This step is fairly simple. First, cut the plastic wrap to the general shape you need, leaving plenty of room to hold on to it. Then, cover every surface that you are about to attach film to with glue. It takes a surprisingly small amount, so just smear on a thin layer. Try not to scrape off big blobs of glue, as you can see them through the film and it looks bad.

You'll notice that I'm using a blue glue stick. That allows me to see what I've already covered, and the color won't be visible because I'm also using blue film.

Step 4: Place the Film Covering

I had originally planned to glue some sticks to the edges of the sheet of film to create a frame to pull it tight, but I discovered that I didn't really need it. Lay out the piece of film over the frame much like you would do with tissue. Don't pull it tight enough to stretch it out, but be sure to remove any wrinkles before you let the glue dry. If you leave a wrinkle in, it WILL show up, even after you shrink it down. Once it's down, gently run a finger over all frame pieces to attach the glue.

See Step 3 of this Instructable for another rundown on how to lay it out.

Step 5: Shrink It're Done!

I shall say this straight out: this step is the reason to build a test frame before you cover an airplane. Plastic wrap is thin stuff, and it's very easy to melt a hole through it.

As the film shrinks, you will see it stretch tight, and the texture will become shinier. As soon as you see this change, stop heating that area, because that's as shrunk as it gets. Don't even think about using an iron on this; all you'll get is dented covering. I used a big industrial-type 1700W heat gun, just because it's huge and awesome-looking, and made me feel like a lumberjack, but a hair dryer is plenty, and will probably work even better because of the lower temperature. Keep the heat gun/hair dryer fairly far away from the covering as you can, because it is so easy to melt through before you get used to it. With the big heat gun, it shrank nicely from about 18 inches away.

Once it's shrunk, place it covering-side-down on a smooth, clean surface (I used the glass top of my desk) and carefully run a razor blade along the edges of the frame to trim off the excess.

Step 6: Maintenance

This is an easy-to-apply covering, but it is delicate. If you poke it, it will dent. If you poke it harder, it will tear. Patching a section will be much more noticeable on film than a patch on a bit of tissue, so try not to fly this somewhere where it might be mistaken for a pheasant or a Soviet bogey. If you do get a tear, it might be easier to just replace the whole sheet, rather than trying to fix a little patch.

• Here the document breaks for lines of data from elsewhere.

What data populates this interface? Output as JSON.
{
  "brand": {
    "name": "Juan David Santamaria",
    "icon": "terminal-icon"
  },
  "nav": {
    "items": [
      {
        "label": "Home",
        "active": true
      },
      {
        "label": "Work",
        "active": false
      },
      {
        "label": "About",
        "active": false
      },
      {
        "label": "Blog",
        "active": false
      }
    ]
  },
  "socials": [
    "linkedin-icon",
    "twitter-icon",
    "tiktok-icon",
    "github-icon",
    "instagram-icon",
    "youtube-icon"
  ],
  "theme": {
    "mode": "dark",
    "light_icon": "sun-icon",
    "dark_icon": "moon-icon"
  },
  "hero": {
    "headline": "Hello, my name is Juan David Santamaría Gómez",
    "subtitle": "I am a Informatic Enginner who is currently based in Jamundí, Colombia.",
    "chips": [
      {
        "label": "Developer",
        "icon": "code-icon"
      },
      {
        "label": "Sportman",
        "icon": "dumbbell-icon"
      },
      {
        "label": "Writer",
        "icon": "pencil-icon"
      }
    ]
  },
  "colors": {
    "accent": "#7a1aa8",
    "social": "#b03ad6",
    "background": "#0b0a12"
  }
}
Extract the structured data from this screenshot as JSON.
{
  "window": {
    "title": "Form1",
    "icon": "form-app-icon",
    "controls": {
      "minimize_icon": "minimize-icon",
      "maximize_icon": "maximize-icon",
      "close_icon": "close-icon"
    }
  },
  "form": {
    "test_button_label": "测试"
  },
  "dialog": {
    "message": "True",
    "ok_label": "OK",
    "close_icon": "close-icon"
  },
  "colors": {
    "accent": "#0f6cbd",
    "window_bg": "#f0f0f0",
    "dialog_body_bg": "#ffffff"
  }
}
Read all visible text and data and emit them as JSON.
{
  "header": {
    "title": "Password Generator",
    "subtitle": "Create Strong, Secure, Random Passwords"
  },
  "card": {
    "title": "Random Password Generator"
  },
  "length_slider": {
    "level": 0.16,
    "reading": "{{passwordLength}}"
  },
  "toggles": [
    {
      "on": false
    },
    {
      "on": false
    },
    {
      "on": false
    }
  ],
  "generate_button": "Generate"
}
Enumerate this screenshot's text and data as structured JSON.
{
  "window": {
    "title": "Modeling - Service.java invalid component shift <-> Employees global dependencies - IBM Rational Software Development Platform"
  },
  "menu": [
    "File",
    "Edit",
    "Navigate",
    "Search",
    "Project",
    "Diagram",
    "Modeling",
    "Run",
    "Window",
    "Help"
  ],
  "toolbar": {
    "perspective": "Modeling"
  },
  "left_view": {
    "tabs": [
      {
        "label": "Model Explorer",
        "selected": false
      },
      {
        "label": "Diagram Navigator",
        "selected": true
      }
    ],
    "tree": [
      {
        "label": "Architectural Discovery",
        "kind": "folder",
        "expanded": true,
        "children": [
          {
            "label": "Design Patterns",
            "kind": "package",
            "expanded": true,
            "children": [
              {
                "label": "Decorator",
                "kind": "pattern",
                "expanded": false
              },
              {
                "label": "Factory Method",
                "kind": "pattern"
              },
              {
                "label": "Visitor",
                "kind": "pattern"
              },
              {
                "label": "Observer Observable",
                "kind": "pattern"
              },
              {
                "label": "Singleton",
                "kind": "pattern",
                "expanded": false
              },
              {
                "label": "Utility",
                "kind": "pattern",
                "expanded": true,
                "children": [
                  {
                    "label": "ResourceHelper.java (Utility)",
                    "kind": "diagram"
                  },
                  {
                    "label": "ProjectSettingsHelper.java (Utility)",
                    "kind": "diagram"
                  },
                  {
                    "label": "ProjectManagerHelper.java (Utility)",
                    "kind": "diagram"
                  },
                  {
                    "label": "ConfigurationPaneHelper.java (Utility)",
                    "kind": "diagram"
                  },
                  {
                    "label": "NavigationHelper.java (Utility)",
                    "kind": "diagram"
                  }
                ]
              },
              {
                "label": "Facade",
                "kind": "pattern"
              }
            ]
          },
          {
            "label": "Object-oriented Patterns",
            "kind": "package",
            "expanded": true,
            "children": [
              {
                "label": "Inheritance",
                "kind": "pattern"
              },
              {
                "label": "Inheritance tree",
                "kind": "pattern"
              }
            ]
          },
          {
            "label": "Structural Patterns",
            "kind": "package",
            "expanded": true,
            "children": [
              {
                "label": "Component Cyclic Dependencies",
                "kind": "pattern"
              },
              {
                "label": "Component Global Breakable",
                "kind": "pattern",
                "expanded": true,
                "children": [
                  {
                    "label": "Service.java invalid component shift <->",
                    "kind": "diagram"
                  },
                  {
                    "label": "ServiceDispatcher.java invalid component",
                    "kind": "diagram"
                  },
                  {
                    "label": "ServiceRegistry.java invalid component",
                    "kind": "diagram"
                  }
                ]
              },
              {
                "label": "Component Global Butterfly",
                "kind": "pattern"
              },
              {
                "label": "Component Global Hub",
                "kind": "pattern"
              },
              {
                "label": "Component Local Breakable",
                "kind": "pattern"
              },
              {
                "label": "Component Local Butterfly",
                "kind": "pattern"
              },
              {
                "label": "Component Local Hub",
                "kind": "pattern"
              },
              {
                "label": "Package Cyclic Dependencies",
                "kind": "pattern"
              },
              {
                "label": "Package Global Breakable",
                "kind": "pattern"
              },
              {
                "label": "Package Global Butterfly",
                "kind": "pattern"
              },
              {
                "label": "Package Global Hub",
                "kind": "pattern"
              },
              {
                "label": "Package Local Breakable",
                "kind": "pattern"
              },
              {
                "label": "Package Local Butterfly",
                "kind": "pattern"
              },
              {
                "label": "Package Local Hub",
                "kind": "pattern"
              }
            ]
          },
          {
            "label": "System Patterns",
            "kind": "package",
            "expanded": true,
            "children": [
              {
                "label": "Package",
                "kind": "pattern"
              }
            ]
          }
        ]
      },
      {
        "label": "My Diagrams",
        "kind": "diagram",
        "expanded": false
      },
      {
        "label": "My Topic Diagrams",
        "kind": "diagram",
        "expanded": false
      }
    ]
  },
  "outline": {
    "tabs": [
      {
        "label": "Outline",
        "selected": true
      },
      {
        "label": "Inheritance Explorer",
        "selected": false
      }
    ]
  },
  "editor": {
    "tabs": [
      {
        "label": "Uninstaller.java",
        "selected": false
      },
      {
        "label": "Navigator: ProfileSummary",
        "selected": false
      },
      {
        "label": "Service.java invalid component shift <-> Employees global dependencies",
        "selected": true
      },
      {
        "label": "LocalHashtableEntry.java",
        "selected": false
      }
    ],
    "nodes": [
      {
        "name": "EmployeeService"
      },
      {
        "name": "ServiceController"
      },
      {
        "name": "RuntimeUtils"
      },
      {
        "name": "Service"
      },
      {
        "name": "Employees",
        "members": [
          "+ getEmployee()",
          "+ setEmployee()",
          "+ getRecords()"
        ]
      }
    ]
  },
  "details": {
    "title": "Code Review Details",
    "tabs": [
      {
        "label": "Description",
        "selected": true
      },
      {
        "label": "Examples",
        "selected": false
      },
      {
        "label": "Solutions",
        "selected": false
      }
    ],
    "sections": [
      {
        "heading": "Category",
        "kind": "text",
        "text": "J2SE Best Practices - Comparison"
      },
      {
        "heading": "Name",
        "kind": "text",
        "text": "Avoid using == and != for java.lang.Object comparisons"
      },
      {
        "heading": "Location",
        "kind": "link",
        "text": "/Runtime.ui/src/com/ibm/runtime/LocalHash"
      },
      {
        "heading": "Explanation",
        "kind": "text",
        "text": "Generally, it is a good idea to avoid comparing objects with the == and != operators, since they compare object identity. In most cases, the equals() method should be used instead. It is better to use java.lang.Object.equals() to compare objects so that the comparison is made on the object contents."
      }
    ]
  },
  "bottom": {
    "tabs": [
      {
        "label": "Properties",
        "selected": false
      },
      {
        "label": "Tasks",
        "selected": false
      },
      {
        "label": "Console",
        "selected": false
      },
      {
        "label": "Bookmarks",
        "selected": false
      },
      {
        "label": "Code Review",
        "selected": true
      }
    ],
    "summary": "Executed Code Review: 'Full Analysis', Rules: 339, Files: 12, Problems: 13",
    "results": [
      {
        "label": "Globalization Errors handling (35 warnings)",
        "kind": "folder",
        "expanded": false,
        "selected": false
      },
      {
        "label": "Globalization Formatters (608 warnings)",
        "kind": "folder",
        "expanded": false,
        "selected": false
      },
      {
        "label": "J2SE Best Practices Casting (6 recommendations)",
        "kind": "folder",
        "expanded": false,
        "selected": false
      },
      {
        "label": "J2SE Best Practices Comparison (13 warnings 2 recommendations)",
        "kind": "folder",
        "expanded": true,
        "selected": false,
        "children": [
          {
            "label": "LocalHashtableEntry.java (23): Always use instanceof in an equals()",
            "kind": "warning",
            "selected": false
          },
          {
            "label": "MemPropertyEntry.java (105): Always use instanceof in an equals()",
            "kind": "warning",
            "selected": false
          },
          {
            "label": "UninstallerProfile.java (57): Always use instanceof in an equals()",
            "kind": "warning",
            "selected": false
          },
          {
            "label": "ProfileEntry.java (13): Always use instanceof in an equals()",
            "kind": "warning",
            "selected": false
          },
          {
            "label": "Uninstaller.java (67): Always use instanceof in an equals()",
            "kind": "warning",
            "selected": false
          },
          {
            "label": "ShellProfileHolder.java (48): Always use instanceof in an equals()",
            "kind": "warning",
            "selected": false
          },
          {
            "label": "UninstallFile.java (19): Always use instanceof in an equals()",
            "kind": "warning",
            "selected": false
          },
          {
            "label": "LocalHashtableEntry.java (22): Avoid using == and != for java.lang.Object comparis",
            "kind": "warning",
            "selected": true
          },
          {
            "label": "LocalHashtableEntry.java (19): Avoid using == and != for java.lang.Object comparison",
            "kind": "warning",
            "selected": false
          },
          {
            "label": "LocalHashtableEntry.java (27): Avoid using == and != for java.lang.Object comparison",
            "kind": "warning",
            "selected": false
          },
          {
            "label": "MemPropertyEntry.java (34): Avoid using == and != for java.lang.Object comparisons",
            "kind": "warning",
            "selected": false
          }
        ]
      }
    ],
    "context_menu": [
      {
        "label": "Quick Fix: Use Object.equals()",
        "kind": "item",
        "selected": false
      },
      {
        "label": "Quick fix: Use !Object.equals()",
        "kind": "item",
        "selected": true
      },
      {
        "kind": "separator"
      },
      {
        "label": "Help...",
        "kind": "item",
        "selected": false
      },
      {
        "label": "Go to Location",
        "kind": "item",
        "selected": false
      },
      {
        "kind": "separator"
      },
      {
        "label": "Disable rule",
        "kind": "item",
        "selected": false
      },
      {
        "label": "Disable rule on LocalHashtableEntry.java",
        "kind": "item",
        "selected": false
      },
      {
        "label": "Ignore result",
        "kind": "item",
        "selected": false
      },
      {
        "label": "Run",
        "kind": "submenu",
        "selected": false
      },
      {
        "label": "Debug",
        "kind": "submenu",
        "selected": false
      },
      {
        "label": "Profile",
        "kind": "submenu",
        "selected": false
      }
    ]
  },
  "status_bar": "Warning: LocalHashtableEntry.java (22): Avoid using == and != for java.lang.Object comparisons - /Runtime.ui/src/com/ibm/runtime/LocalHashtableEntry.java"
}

Congratulations! You've just finished a nice-looking aircraft, and at the same time, you cheated Top Flite out of a $18 roll of Monokote.